Problem requirements. Print every record below exactly as written.

Data about app and page elements
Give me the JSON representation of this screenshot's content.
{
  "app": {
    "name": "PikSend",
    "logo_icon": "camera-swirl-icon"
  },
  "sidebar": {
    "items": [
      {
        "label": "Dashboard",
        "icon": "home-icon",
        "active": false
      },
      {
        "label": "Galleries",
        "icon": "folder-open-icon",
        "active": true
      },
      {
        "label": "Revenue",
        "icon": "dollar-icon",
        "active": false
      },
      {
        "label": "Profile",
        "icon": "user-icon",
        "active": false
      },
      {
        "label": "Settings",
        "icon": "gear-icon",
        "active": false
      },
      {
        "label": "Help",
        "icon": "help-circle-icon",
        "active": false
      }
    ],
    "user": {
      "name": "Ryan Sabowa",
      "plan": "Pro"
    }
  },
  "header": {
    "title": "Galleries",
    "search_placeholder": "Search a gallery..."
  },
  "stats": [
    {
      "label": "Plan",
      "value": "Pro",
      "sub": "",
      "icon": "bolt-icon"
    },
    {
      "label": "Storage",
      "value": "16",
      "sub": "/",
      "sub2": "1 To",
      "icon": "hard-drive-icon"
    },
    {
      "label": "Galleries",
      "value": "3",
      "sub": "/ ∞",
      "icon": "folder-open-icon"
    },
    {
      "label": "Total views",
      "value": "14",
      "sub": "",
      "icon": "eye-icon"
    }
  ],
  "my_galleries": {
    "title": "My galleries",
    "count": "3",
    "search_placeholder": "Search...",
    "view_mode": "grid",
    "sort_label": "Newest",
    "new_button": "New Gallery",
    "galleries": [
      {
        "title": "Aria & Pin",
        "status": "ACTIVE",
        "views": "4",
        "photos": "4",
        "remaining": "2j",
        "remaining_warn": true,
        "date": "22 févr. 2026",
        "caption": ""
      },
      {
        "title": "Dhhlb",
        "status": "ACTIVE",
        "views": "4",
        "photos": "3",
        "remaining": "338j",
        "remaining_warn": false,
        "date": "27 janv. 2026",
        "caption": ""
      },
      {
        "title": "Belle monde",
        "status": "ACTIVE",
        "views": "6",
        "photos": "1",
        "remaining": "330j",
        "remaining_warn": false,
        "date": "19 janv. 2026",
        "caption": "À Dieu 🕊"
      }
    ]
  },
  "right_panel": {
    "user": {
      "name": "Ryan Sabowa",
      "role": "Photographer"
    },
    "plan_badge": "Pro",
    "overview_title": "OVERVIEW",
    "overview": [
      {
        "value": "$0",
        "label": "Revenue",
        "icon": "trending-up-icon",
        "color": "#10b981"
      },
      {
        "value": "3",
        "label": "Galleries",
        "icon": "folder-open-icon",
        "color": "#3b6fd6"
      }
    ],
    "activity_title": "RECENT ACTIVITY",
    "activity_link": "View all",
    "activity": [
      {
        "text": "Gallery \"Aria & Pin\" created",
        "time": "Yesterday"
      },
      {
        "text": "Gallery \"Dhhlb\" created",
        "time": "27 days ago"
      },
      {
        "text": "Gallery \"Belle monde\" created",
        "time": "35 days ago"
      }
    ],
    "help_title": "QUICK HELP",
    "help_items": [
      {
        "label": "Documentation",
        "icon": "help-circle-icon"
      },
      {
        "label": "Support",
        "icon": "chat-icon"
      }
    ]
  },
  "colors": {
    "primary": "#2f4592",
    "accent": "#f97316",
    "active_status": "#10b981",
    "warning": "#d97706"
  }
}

Exercise result.
Give me the JSON representation of this screenshot's content.
{
  "app": {
    "name": "PikSend",
    "logo_icon": "camera-swirl-icon"
  },
  "sidebar": {
    "items": [
      {
        "label": "Dashboard",
        "icon": "home-icon",
        "active": false
      },
      {
        "label": "Galleries",
        "icon": "folder-open-icon",
        "active": true
      },
      {
        "label": "Revenue",
        "icon": "dollar-icon",
        "active": false
      },
      {
        "label": "Profile",
        "icon": "user-icon",
        "active": false
      },
      {
        "label": "Settings",
        "icon": "gear-icon",
        "active": false
      },
      {
        "label": "Help",
        "icon": "help-circle-icon",
        "active": false
      }
    ],
    "user": {
      "name": "Ryan Sabowa",
      "plan": "Pro"
    }
  },
  "header": {
    "title": "Galleries",
    "search_placeholder": "Search a gallery..."
  },
  "stats": [
    {
      "label": "Plan",
      "value": "Pro",
      "sub": "",
      "icon": "bolt-icon"
    },
    {
      "label": "Storage",
      "value": "16",
      "sub": "/",
      "sub2": "1 To",
      "icon": "hard-drive-icon"
    },
    {
      "label": "Galleries",
      "value": "3",
      "sub": "/ ∞",
      "icon": "folder-open-icon"
    },
    {
      "label": "Total views",
      "value": "14",
      "sub": "",
      "icon": "eye-icon"
    }
  ],
  "my_galleries": {
    "title": "My galleries",
    "count": "3",
    "search_placeholder": "Search...",
    "view_mode": "grid",
    "sort_label": "Newest",
    "new_button": "New Gallery",
    "galleries": [
      {
        "title": "Aria & Pin",
        "status": "ACTIVE",
        "views": "4",
        "photos": "4",
        "remaining": "2j",
        "remaining_warn": true,
        "date": "22 févr. 2026",
        "caption": ""
      },
      {
        "title": "Dhhlb",
        "status": "ACTIVE",
        "views": "4",
        "photos": "3",
        "remaining": "338j",
        "remaining_warn": false,
        "date": "27 janv. 2026",
        "caption": ""
      },
      {
        "title": "Belle monde",
        "status": "ACTIVE",
        "views": "6",
        "photos": "1",
        "remaining": "330j",
        "remaining_warn": false,
        "date": "19 janv. 2026",
        "caption": "À Dieu 🕊"
      }
    ]
  },
  "right_panel": {
    "user": {
      "name": "Ryan Sabowa",
      "role": "Photographer"
    },
    "plan_badge": "Pro",
    "overview_title": "OVERVIEW",
    "overview": [
      {
        "value": "$0",
        "label": "Revenue",
        "icon": "trending-up-icon",
        "color": "#10b981"
      },
      {
        "value": "3",
        "label": "Galleries",
        "icon": "folder-open-icon",
        "color": "#3b6fd6"
      }
    ],
    "activity_title": "RECENT ACTIVITY",
    "activity_link": "View all",
    "activity": [
      {
        "text": "Gallery \"Aria & Pin\" created",
        "time": "Yesterday"
      },
      {
        "text": "Gallery \"Dhhlb\" created",
        "time": "27 days ago"
      },
      {
        "text": "Gallery \"Belle monde\" created",
        "time": "35 days ago"
      }
    ],
    "help_title": "QUICK HELP",
    "help_items": [
      {
        "label": "Documentation",
        "icon": "help-circle-icon"
      },
      {
        "label": "Support",
        "icon": "chat-icon"
      }
    ]
  },
  "colors": {
    "primary": "#2f4592",
    "accent": "#f97316",
    "active_status": "#10b981",
    "warning": "#d97706"
  }
}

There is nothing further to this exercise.